# What is needed
Print the data in full, exactly as it reads.

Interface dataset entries
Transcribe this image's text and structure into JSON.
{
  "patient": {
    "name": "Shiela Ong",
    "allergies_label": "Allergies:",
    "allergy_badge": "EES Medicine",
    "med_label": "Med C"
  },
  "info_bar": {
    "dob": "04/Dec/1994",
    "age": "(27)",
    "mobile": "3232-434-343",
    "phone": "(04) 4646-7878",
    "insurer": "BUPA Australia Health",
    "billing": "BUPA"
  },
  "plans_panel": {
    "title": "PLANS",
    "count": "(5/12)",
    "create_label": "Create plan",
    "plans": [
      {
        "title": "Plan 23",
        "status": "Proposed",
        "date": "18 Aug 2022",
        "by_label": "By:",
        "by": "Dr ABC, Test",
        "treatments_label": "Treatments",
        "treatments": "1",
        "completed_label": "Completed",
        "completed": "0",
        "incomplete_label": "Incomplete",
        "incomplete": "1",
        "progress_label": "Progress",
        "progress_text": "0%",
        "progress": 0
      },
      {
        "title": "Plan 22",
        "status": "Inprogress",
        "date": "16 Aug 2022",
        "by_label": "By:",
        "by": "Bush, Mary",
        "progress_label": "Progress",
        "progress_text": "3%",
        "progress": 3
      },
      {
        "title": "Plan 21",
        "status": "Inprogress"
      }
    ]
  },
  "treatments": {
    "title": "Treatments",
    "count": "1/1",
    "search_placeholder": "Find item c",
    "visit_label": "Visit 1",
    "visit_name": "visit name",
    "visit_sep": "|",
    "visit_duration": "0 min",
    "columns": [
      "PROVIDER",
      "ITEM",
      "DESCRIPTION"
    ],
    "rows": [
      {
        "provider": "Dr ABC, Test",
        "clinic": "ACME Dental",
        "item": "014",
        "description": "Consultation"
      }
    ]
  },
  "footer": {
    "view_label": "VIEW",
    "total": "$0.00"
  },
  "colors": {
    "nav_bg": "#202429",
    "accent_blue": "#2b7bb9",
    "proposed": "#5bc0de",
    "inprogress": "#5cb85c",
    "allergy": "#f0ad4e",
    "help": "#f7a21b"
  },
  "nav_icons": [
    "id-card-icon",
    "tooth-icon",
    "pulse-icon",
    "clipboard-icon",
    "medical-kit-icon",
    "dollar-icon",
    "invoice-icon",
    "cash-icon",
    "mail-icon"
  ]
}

# Exercise response
Transcribe this image's text and structure into JSON.
{
  "patient": {
    "name": "Shiela Ong",
    "allergies_label": "Allergies:",
    "allergy_badge": "EES Medicine",
    "med_label": "Med C"
  },
  "info_bar": {
    "dob": "04/Dec/1994",
    "age": "(27)",
    "mobile": "3232-434-343",
    "phone": "(04) 4646-7878",
    "insurer": "BUPA Australia Health",
    "billing": "BUPA"
  },
  "plans_panel": {
    "title": "PLANS",
    "count": "(5/12)",
    "create_label": "Create plan",
    "plans": [
      {
        "title": "Plan 23",
        "status": "Proposed",
        "date": "18 Aug 2022",
        "by_label": "By:",
        "by": "Dr ABC, Test",
        "treatments_label": "Treatments",
        "treatments": "1",
        "completed_label": "Completed",
        "completed": "0",
        "incomplete_label": "Incomplete",
        "incomplete": "1",
        "progress_label": "Progress",
        "progress_text": "0%",
        "progress": 0
      },
      {
        "title": "Plan 22",
        "status": "Inprogress",
        "date": "16 Aug 2022",
        "by_label": "By:",
        "by": "Bush, Mary",
        "progress_label": "Progress",
        "progress_text": "3%",
        "progress": 3
      },
      {
        "title": "Plan 21",
        "status": "Inprogress"
      }
    ]
  },
  "treatments": {
    "title": "Treatments",
    "count": "1/1",
    "search_placeholder": "Find item c",
    "visit_label": "Visit 1",
    "visit_name": "visit name",
    "visit_sep": "|",
    "visit_duration": "0 min",
    "columns": [
      "PROVIDER",
      "ITEM",
      "DESCRIPTION"
    ],
    "rows": [
      {
        "provider": "Dr ABC, Test",
        "clinic": "ACME Dental",
        "item": "014",
        "description": "Consultation"
      }
    ]
  },
  "footer": {
    "view_label": "VIEW",
    "total": "$0.00"
  },
  "colors": {
    "nav_bg": "#202429",
    "accent_blue": "#2b7bb9",
    "proposed": "#5bc0de",
    "inprogress": "#5cb85c",
    "allergy": "#f0ad4e",
    "help": "#f7a21b"
  },
  "nav_icons": [
    "id-card-icon",
    "tooth-icon",
    "pulse-icon",
    "clipboard-icon",
    "medical-kit-icon",
    "dollar-icon",
    "invoice-icon",
    "cash-icon",
    "mail-icon"
  ]
}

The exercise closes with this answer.